Vir Cotto's BDSM Blog

Not Muggles

More than once in the scene, I've heard people refer to vanilla folks as "muggles". Fuck that noise.

I understand how we feel. The scene isn't just about kink, many of us are nerds, geeks and weirdos. We don't conform to society's ideas of sex, relationships or gender. Even before kink, many of us sought out the escapism of weird books about wizards, dragons, robots, spaceships and weird anime things. We're different. I'm different, and when I found the scene, I cried tears of recognition and acceptance.

In addition to being kinky, I'm also Jewish. And as a European Jew whose family was largely killed in the Holocaust, I know the dangers of "othering". The technical term for it is dehumanization- to place others in a category of "lesser than human". It's not just Jews either, of course. Images of black people as gorillas is a way to deemphasize their humanity, as were images of Japanese people during World War II that showed them with beady eyes and long, sharp fang-like teeth.

We kinksters often feel out-of-place, misunderstood by the world around us. We hide our activity, our relationships and even our identity from the world. While some of us have come out, most of us know that if were really out, we might risk losing our jobs, our friendships and even our family. We carry secrets with us, and we feel othered and so it's natural for us to want to "other back".

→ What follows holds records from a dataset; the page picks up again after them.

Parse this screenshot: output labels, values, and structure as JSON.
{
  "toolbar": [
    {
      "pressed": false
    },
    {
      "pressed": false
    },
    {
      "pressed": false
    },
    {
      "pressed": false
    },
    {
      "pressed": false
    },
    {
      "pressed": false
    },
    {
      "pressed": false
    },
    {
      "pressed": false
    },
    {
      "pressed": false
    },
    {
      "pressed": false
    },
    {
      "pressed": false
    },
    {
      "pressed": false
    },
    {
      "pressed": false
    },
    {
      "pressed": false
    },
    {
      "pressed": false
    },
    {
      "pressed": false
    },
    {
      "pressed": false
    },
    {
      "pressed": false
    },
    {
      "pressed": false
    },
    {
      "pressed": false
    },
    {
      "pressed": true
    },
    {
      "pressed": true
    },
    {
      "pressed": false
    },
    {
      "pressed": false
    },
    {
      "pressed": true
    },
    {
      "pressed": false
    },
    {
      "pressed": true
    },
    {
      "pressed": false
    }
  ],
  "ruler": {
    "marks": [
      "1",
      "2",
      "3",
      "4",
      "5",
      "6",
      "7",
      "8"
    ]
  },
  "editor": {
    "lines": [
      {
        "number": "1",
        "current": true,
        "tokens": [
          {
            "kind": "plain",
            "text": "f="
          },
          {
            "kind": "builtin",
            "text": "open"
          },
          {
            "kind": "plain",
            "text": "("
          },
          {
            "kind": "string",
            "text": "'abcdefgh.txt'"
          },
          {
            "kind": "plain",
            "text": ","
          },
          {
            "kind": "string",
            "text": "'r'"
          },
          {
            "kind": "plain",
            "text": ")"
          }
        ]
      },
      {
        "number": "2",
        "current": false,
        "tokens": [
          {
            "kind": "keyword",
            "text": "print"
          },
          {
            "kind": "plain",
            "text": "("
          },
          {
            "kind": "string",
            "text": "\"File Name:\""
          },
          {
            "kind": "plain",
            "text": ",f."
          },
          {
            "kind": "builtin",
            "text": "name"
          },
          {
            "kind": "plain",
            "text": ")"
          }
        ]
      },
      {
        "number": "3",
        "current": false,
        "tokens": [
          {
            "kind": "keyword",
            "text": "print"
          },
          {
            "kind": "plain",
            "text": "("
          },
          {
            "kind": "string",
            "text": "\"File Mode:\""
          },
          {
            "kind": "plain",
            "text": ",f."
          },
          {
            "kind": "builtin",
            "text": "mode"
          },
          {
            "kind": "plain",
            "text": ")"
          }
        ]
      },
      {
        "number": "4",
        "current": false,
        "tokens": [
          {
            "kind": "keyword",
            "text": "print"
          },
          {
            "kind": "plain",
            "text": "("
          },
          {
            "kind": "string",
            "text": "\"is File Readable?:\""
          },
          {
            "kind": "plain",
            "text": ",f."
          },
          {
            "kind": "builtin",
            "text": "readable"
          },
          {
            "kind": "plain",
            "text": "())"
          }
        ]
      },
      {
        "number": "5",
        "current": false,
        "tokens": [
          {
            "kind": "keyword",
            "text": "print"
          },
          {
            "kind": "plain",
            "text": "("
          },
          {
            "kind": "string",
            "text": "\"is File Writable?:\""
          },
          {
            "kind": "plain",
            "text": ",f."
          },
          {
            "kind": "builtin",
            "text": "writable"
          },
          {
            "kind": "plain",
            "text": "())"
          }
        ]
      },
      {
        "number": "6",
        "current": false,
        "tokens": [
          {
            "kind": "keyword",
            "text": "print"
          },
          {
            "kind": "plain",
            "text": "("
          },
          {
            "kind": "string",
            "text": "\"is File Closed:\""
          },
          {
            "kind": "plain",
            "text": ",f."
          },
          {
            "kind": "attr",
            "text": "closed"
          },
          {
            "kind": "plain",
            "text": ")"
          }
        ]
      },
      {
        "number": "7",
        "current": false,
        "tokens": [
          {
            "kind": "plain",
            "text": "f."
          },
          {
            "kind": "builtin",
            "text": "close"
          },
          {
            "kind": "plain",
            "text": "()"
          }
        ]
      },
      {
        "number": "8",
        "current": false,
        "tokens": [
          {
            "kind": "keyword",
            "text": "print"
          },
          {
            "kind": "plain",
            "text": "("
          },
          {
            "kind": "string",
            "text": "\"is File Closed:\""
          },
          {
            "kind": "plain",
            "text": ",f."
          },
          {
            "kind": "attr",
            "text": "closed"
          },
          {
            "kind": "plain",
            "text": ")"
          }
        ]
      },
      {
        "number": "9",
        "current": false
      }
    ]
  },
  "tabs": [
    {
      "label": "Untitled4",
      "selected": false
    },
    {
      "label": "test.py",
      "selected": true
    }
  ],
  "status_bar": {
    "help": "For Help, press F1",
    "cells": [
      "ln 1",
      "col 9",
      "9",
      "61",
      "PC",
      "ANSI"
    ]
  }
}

But we must resist that temptation. We are different, but they are not "less". I once read a post on Fetlife that proclaimed that Vanilla people were just like kinksters, only their kink was very specific. They could only get off on sex that was slow, gentle and with someone who they had a very specific type of relationship with. Vanillas, the writer argued, had a very strange kink indeed, and that instead of trying to convince them of our ways, we should look at their kink and realize that their kink but that their kink is okay.

Calling them "muggles" doesn't do that. So please don't.